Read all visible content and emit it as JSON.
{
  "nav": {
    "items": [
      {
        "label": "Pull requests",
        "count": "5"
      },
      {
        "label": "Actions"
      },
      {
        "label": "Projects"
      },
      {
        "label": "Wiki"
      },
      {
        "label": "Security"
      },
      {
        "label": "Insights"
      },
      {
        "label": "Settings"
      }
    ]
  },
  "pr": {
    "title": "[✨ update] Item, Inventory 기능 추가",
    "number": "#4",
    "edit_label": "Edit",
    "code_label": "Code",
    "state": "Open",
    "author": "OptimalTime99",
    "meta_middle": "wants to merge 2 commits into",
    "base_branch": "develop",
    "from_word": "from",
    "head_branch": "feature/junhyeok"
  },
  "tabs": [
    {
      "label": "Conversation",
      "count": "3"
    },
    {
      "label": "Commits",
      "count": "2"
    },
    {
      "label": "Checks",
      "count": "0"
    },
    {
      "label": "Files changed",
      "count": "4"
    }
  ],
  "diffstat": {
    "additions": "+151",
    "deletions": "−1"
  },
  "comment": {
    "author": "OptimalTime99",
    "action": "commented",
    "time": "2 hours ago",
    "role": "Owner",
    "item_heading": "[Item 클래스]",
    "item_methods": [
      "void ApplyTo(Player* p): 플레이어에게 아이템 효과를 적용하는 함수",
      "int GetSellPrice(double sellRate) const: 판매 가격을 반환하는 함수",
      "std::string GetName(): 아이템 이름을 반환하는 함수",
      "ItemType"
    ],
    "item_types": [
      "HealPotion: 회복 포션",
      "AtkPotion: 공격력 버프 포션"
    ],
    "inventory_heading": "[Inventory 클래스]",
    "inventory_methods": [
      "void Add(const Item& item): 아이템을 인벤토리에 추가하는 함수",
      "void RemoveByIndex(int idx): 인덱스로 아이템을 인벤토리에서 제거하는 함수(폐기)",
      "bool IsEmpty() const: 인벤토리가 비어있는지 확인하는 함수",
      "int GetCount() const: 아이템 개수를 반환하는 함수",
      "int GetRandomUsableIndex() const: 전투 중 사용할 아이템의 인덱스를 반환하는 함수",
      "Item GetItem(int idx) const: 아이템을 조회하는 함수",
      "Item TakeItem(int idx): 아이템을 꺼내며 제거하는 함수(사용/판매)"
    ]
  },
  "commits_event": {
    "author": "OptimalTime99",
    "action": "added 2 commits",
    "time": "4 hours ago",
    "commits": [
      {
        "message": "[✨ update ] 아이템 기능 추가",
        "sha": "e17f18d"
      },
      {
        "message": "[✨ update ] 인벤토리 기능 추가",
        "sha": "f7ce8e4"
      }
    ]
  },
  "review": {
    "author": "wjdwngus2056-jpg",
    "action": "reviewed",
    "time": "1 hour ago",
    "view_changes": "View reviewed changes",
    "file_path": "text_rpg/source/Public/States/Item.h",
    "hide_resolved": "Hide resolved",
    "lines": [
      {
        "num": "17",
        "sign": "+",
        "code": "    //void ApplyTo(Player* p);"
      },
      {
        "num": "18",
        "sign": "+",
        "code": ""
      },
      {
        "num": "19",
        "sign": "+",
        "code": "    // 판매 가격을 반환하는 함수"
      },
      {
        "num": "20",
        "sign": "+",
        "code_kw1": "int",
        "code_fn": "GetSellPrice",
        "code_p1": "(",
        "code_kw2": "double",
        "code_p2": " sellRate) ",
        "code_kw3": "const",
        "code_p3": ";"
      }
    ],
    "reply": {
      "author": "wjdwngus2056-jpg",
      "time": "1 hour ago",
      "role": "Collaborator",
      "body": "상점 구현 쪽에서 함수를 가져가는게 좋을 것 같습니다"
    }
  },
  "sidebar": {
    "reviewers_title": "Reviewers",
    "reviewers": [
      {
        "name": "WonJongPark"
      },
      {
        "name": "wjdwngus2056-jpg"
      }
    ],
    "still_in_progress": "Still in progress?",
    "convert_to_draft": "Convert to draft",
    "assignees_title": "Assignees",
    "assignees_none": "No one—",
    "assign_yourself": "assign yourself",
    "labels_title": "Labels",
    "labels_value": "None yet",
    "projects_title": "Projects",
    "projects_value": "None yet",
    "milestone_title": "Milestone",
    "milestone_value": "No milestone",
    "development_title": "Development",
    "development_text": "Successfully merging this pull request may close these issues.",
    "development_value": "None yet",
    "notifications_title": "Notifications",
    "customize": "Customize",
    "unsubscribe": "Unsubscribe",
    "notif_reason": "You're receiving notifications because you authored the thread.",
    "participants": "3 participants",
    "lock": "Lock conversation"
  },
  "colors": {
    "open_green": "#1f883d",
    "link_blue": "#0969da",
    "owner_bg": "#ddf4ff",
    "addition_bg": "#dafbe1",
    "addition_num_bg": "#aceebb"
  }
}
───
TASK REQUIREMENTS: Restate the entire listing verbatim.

REPLY TO THE TASK:
Read all visible content and emit it as JSON.
{
  "nav": {
    "items": [
      {
        "label": "Pull requests",
        "count": "5"
      },
      {
        "label": "Actions"
      },
      {
        "label": "Projects"
      },
      {
        "label": "Wiki"
      },
      {
        "label": "Security"
      },
      {
        "label": "Insights"
      },
      {
        "label": "Settings"
      }
    ]
  },
  "pr": {
    "title": "[✨ update] Item, Inventory 기능 추가",
    "number": "#4",
    "edit_label": "Edit",
    "code_label": "Code",
    "state": "Open",
    "author": "OptimalTime99",
    "meta_middle": "wants to merge 2 commits into",
    "base_branch": "develop",
    "from_word": "from",
    "head_branch": "feature/junhyeok"
  },
  "tabs": [
    {
      "label": "Conversation",
      "count": "3"
    },
    {
      "label": "Commits",
      "count": "2"
    },
    {
      "label": "Checks",
      "count": "0"
    },
    {
      "label": "Files changed",
      "count": "4"
    }
  ],
  "diffstat": {
    "additions": "+151",
    "deletions": "−1"
  },
  "comment": {
    "author": "OptimalTime99",
    "action": "commented",
    "time": "2 hours ago",
    "role": "Owner",
    "item_heading": "[Item 클래스]",
    "item_methods": [
      "void ApplyTo(Player* p): 플레이어에게 아이템 효과를 적용하는 함수",
      "int GetSellPrice(double sellRate) const: 판매 가격을 반환하는 함수",
      "std::string GetName(): 아이템 이름을 반환하는 함수",
      "ItemType"
    ],
    "item_types": [
      "HealPotion: 회복 포션",
      "AtkPotion: 공격력 버프 포션"
    ],
    "inventory_heading": "[Inventory 클래스]",
    "inventory_methods": [
      "void Add(const Item& item): 아이템을 인벤토리에 추가하는 함수",
      "void RemoveByIndex(int idx): 인덱스로 아이템을 인벤토리에서 제거하는 함수(폐기)",
      "bool IsEmpty() const: 인벤토리가 비어있는지 확인하는 함수",
      "int GetCount() const: 아이템 개수를 반환하는 함수",
      "int GetRandomUsableIndex() const: 전투 중 사용할 아이템의 인덱스를 반환하는 함수",
      "Item GetItem(int idx) const: 아이템을 조회하는 함수",
      "Item TakeItem(int idx): 아이템을 꺼내며 제거하는 함수(사용/판매)"
    ]
  },
  "commits_event": {
    "author": "OptimalTime99",
    "action": "added 2 commits",
    "time": "4 hours ago",
    "commits": [
      {
        "message": "[✨ update ] 아이템 기능 추가",
        "sha": "e17f18d"
      },
      {
        "message": "[✨ update ] 인벤토리 기능 추가",
        "sha": "f7ce8e4"
      }
    ]
  },
  "review": {
    "author": "wjdwngus2056-jpg",
    "action": "reviewed",
    "time": "1 hour ago",
    "view_changes": "View reviewed changes",
    "file_path": "text_rpg/source/Public/States/Item.h",
    "hide_resolved": "Hide resolved",
    "lines": [
      {
        "num": "17",
        "sign": "+",
        "code": "    //void ApplyTo(Player* p);"
      },
      {
        "num": "18",
        "sign": "+",
        "code": ""
      },
      {
        "num": "19",
        "sign": "+",
        "code": "    // 판매 가격을 반환하는 함수"
      },
      {
        "num": "20",
        "sign": "+",
        "code_kw1": "int",
        "code_fn": "GetSellPrice",
        "code_p1": "(",
        "code_kw2": "double",
        "code_p2": " sellRate) ",
        "code_kw3": "const",
        "code_p3": ";"
      }
    ],
    "reply": {
      "author": "wjdwngus2056-jpg",
      "time": "1 hour ago",
      "role": "Collaborator",
      "body": "상점 구현 쪽에서 함수를 가져가는게 좋을 것 같습니다"
    }
  },
  "sidebar": {
    "reviewers_title": "Reviewers",
    "reviewers": [
      {
        "name": "WonJongPark"
      },
      {
        "name": "wjdwngus2056-jpg"
      }
    ],
    "still_in_progress": "Still in progress?",
    "convert_to_draft": "Convert to draft",
    "assignees_title": "Assignees",
    "assignees_none": "No one—",
    "assign_yourself": "assign yourself",
    "labels_title": "Labels",
    "labels_value": "None yet",
    "projects_title": "Projects",
    "projects_value": "None yet",
    "milestone_title": "Milestone",
    "milestone_value": "No milestone",
    "development_title": "Development",
    "development_text": "Successfully merging this pull request may close these issues.",
    "development_value": "None yet",
    "notifications_title": "Notifications",
    "customize": "Customize",
    "unsubscribe": "Unsubscribe",
    "notif_reason": "You're receiving notifications because you authored the thread.",
    "participants": "3 participants",
    "lock": "Lock conversation"
  },
  "colors": {
    "open_green": "#1f883d",
    "link_blue": "#0969da",
    "owner_bg": "#ddf4ff",
    "addition_bg": "#dafbe1",
    "addition_num_bg": "#aceebb"
  }
}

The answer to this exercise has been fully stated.